Copy out all lines from the material that contain the string "state".
────────────────────
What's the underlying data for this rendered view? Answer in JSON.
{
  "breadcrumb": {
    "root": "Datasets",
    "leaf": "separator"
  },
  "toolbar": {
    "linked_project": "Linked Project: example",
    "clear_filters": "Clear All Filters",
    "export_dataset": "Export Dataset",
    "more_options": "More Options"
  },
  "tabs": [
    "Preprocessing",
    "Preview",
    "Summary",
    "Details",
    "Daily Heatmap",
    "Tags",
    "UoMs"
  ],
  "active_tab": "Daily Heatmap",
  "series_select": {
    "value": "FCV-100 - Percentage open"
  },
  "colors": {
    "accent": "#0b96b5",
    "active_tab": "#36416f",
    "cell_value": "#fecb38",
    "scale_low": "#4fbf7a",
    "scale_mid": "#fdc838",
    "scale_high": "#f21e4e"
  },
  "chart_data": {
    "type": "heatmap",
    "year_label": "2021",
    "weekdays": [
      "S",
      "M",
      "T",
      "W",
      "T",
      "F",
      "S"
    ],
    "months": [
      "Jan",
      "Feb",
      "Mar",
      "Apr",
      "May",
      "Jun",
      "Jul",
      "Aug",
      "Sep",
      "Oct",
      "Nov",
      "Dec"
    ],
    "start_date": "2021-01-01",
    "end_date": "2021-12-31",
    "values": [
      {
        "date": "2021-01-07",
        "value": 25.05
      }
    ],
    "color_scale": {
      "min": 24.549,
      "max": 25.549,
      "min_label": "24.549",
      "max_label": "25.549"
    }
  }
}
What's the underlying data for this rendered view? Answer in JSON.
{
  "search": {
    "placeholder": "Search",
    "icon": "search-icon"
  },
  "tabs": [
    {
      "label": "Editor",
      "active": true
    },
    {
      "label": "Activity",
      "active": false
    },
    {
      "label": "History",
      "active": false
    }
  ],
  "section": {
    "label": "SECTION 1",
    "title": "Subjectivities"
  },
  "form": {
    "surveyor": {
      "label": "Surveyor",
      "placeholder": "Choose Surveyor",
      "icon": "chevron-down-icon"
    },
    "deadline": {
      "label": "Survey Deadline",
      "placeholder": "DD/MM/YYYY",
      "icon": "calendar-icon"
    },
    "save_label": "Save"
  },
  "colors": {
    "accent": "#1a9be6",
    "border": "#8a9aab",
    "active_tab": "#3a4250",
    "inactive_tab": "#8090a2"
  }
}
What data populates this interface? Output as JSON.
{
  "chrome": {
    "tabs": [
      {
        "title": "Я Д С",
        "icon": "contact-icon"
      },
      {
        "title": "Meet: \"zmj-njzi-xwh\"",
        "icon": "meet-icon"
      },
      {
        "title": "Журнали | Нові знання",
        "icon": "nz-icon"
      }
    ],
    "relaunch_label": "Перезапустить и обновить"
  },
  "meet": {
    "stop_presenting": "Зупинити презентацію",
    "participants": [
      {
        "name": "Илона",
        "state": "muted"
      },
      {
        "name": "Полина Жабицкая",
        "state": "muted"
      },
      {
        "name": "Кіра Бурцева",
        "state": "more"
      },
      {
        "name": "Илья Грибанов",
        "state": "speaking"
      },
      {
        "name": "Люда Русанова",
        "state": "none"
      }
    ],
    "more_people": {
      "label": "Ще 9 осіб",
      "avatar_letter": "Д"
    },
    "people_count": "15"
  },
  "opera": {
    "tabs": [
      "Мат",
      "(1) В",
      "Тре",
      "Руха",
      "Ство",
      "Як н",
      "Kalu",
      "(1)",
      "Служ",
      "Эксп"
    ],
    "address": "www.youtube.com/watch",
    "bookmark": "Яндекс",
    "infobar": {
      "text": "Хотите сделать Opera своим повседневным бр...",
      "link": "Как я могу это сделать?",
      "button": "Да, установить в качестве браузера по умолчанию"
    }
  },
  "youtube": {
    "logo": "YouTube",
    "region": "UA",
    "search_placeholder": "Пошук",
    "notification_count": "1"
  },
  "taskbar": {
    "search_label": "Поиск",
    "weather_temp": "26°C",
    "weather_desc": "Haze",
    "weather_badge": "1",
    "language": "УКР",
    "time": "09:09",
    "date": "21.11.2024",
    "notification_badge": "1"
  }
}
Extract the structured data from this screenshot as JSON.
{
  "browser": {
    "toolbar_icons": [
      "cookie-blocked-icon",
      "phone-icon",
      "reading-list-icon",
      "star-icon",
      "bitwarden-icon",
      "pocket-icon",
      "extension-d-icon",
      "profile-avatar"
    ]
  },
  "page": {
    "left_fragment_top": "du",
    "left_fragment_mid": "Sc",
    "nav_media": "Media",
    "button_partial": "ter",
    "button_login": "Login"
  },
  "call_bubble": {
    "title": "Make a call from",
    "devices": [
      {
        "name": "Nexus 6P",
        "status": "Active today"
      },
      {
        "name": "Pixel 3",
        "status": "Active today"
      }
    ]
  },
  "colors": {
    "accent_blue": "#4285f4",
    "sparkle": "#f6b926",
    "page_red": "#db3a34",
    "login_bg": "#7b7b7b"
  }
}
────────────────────
__EXPECTED ANSWER__
        "state": "muted"
        "state": "muted"
        "state": "more"
        "state": "speaking"
        "state": "none"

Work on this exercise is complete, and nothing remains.